We also climbed back up to 8,000 feet again and then descended back down only to regain the elevation again.  By mid-afternoon we had rolled into the tiny town of Henrieville and the weather started to turn again.  We had already put in a lot of miles, but decided to pedal 34 miles further to the bigger town of Escalante.  The micro storms were still threatening and the wind started to pick up.  We put our heads down and kept grinding.  We were working hard, but the scenery was gorgeous and the highway was empty.  At some point, we realized we had been climbing for a long time and shortly after this realisation, we saw the road turn skyward and a sign which read 12% grade.  We grunted our way up to the summit and our first glimpse into the immense wilderness that is known as the Grand Staircase-Escalante National Monument. 

At the summit, we were greeted by an amazing view and a massive storm system.  We didn't have much choice but to continue, but we could see that the road was heading right into a giant black abyss.  We put on all of our warm layers and started down the descent.  The storm hit within seconds.  It started as big huge rain drops and turned quickly into sheets of rain.  The rain was pummeling us and flooding across the road in big waves.  Yet again, we witnessed the desert in flood with water cascading off every rock and accumulating on the road.
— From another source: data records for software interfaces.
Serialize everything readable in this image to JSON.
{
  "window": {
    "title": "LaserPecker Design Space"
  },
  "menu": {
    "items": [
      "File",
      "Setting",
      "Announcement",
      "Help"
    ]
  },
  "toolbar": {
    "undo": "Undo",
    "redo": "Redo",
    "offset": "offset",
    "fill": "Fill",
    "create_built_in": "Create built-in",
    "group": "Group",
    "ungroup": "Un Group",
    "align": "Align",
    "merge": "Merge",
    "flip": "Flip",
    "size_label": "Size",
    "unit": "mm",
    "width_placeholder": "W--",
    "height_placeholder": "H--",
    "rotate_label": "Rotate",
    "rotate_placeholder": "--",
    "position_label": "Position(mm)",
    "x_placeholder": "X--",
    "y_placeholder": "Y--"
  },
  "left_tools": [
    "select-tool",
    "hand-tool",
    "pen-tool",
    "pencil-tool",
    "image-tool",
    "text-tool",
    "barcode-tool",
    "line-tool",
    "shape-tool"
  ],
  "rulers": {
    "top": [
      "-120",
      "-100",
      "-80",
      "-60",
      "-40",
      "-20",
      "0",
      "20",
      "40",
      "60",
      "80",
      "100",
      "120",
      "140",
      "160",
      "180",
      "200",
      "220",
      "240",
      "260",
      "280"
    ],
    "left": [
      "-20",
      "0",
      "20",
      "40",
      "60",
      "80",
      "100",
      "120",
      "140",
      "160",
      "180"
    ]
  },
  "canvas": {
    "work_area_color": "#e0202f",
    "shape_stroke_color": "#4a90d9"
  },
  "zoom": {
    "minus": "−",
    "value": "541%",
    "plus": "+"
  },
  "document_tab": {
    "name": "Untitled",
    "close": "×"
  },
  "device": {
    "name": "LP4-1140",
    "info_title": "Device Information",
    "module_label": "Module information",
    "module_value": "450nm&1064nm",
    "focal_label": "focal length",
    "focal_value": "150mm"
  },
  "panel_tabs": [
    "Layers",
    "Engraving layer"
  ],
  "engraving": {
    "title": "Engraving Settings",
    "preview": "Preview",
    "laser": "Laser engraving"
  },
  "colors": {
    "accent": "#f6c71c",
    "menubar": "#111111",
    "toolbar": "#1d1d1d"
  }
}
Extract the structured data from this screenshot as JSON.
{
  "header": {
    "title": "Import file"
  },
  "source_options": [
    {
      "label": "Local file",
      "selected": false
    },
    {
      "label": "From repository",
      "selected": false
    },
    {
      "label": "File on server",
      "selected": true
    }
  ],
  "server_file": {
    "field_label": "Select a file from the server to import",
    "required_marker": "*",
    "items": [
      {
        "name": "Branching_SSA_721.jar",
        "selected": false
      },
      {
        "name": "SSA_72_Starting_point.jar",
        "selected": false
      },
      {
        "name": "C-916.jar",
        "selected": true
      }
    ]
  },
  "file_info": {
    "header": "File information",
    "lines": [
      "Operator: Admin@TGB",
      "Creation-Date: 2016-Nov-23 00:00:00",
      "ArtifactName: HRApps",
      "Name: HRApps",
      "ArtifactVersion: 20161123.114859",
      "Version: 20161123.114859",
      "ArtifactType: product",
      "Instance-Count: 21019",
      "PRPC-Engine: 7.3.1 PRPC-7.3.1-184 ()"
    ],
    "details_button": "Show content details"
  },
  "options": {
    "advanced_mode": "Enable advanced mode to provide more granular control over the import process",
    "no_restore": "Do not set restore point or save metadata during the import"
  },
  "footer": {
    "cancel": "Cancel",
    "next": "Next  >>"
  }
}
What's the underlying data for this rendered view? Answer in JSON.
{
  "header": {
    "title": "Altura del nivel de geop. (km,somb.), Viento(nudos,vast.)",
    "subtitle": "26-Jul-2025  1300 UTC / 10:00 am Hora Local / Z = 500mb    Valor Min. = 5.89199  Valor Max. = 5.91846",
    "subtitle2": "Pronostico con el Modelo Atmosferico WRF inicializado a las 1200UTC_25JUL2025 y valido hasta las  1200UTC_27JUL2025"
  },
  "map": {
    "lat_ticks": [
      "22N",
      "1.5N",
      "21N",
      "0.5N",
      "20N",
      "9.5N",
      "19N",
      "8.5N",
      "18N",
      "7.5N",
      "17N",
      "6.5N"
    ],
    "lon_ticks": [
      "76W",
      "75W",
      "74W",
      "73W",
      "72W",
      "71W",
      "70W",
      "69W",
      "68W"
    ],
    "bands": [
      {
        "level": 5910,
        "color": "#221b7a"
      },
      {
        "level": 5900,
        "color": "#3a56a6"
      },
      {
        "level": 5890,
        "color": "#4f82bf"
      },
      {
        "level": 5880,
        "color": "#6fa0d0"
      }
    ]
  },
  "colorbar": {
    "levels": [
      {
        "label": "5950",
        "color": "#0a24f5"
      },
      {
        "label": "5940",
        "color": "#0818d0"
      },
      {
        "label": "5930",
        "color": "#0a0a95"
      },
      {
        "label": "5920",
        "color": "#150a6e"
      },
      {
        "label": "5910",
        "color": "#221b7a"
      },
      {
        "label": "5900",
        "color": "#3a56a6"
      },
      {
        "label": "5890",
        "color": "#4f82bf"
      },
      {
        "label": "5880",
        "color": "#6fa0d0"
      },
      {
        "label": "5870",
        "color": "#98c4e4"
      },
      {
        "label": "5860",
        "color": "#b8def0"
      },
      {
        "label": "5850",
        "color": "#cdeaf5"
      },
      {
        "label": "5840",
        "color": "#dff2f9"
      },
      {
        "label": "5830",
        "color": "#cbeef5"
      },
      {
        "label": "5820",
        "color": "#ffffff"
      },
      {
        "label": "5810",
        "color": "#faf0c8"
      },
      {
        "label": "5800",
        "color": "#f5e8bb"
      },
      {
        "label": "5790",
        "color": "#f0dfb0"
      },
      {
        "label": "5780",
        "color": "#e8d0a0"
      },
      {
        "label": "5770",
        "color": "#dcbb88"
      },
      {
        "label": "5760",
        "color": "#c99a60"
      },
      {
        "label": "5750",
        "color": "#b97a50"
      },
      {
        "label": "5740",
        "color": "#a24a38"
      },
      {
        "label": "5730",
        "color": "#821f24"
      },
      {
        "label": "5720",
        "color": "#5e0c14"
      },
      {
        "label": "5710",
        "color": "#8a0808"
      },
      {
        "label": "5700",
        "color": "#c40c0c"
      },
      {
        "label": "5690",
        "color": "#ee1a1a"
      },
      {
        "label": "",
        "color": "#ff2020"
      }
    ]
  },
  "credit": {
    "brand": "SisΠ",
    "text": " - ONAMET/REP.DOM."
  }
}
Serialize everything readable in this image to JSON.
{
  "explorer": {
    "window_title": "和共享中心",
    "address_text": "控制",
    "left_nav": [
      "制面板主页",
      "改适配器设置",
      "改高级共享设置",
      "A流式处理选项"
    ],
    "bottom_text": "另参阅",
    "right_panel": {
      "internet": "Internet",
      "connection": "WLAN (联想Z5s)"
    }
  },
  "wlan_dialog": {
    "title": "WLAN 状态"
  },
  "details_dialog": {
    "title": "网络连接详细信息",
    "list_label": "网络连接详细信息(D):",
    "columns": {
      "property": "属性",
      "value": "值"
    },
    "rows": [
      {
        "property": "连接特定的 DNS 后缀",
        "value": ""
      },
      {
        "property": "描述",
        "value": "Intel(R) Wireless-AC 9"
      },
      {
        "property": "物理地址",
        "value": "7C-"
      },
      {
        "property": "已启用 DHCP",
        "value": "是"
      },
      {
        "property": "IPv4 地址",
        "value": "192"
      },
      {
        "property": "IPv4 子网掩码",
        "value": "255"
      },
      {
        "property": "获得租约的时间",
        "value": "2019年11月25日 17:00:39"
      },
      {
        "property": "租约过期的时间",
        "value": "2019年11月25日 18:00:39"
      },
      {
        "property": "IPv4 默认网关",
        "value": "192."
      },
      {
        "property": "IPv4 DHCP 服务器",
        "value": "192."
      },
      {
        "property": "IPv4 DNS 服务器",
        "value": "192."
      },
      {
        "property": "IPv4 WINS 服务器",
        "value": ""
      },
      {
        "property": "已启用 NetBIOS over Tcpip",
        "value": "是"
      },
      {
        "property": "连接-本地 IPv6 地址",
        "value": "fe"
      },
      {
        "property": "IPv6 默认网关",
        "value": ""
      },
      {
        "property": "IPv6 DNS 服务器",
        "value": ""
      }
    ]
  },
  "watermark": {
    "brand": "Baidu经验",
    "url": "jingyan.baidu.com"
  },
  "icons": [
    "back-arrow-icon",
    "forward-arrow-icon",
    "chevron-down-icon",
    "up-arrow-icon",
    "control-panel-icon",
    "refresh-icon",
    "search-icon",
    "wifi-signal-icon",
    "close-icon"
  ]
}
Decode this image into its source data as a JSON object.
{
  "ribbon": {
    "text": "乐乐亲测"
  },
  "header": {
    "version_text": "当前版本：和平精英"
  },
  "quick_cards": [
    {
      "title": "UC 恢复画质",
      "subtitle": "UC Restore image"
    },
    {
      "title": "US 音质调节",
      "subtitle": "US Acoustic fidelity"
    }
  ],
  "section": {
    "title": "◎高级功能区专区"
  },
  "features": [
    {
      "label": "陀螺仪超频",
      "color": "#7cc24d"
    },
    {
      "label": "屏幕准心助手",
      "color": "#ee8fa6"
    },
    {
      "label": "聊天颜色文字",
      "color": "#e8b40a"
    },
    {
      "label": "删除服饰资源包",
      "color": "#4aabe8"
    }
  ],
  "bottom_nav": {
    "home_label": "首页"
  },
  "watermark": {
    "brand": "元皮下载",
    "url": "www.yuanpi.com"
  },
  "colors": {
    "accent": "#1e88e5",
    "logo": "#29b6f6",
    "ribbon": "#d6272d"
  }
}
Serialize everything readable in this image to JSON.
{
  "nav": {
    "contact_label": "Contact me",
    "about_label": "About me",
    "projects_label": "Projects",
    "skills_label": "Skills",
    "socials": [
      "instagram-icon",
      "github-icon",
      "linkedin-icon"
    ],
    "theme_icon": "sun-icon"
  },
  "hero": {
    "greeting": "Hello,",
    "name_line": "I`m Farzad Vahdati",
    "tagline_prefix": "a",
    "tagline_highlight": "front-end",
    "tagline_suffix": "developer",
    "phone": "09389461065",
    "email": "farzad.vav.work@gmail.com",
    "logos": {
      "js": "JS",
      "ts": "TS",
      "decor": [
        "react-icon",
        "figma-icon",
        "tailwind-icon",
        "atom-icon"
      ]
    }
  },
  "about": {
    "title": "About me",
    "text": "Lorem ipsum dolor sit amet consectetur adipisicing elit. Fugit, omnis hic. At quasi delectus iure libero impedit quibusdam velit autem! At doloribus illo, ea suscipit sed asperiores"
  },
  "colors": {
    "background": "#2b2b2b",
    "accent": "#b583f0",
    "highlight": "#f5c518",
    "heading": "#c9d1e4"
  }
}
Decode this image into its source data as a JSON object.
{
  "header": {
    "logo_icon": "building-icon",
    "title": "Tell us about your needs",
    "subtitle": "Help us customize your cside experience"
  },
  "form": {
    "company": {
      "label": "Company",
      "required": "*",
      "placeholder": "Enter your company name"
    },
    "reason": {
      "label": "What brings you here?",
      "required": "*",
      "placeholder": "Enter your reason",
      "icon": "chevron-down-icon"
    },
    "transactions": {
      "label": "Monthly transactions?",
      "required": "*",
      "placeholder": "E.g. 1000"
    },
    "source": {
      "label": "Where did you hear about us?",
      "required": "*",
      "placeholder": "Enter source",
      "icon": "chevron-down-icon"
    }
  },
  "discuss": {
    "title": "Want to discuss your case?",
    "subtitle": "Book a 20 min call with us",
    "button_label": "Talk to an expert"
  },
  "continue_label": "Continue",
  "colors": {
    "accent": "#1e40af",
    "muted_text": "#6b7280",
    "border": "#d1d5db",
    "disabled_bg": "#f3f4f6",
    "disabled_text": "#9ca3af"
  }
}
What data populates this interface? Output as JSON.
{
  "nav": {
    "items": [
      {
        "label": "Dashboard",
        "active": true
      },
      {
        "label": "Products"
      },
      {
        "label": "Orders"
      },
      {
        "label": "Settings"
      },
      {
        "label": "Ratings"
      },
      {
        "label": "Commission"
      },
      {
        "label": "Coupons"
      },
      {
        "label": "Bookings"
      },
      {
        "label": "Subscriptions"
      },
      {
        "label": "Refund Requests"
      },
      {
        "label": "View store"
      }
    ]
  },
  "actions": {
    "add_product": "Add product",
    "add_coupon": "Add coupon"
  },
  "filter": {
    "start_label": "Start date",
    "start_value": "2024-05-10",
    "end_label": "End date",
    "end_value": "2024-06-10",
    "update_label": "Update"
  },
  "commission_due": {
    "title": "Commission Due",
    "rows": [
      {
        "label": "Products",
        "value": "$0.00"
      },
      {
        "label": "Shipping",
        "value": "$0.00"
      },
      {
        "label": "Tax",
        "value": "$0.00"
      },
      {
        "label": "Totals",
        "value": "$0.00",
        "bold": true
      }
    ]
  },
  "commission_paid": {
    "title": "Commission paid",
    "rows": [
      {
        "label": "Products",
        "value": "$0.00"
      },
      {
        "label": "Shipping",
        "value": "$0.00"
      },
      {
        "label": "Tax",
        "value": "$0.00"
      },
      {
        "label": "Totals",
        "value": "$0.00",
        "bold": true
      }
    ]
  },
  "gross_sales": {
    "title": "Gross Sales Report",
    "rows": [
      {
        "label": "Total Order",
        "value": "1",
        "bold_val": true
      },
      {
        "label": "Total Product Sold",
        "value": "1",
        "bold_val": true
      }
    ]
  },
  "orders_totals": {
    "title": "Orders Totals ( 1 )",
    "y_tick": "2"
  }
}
I was forced to get over my fear of descending with a loaded bike whilst doing battle with the elements. I rode like a crazed woman down that mountain, maxing out at a speed of 50MPH, while hammering the pedals in an effort to stay warm and get to Escalante as fast as possible.  I was grinning like a crazed woman, soaked to the bone and having the time of my life. We narrowly missed a hailstorm, but passed through an area with hail on the ground. There, we came across an unfortunate scene:  a rollover accident on the Road-turned-River.  The unfortunate driver was O.K and being well taken care of, so we continued towards town.  The sun came out just outside of Escalante, just in time to warm us up as we were starting to get very, very cold.

 Wet camera.  Keith celebrates a crazy descent with a cheap motel room in Escalante.

 So far, our trip was dishing out the incredible scenery, with a side of weather mayhem.  It also appeared that our chosen route was popular with the motorcyclist crowd.  There appeared to be more motorcyclists than cars traveling this corner of Utah.  On this day, we also realised we were celebrating an anniversary of sorts!  A year ago, Keith was hit on his roadbike while cycling through Yosemite National Park. I've got to say his speedy and complete recovery has been nothing short of amazing.